== Information ==
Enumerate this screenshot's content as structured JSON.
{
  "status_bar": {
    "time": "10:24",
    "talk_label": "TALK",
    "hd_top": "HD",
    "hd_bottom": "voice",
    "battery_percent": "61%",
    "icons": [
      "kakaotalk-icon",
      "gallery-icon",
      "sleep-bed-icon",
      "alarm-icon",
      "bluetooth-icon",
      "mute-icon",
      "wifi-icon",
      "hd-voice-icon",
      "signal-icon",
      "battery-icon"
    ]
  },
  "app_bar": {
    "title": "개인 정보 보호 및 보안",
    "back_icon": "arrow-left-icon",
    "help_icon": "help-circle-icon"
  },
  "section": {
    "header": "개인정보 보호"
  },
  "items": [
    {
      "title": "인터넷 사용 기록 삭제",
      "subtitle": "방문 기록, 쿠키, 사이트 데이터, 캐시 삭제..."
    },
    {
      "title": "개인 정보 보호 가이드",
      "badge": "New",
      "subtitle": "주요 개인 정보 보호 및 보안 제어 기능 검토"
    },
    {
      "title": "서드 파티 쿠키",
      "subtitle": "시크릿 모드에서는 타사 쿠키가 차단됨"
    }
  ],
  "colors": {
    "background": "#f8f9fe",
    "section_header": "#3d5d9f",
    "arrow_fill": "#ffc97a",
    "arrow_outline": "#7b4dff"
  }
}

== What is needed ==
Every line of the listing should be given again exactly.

== Response area ==
Enumerate this screenshot's content as structured JSON.
{
  "status_bar": {
    "time": "10:24",
    "talk_label": "TALK",
    "hd_top": "HD",
    "hd_bottom": "voice",
    "battery_percent": "61%",
    "icons": [
      "kakaotalk-icon",
      "gallery-icon",
      "sleep-bed-icon",
      "alarm-icon",
      "bluetooth-icon",
      "mute-icon",
      "wifi-icon",
      "hd-voice-icon",
      "signal-icon",
      "battery-icon"
    ]
  },
  "app_bar": {
    "title": "개인 정보 보호 및 보안",
    "back_icon": "arrow-left-icon",
    "help_icon": "help-circle-icon"
  },
  "section": {
    "header": "개인정보 보호"
  },
  "items": [
    {
      "title": "인터넷 사용 기록 삭제",
      "subtitle": "방문 기록, 쿠키, 사이트 데이터, 캐시 삭제..."
    },
    {
      "title": "개인 정보 보호 가이드",
      "badge": "New",
      "subtitle": "주요 개인 정보 보호 및 보안 제어 기능 검토"
    },
    {
      "title": "서드 파티 쿠키",
      "subtitle": "시크릿 모드에서는 타사 쿠키가 차단됨"
    }
  ],
  "colors": {
    "background": "#f8f9fe",
    "section_header": "#3d5d9f",
    "arrow_fill": "#ffc97a",
    "arrow_outline": "#7b4dff"
  }
}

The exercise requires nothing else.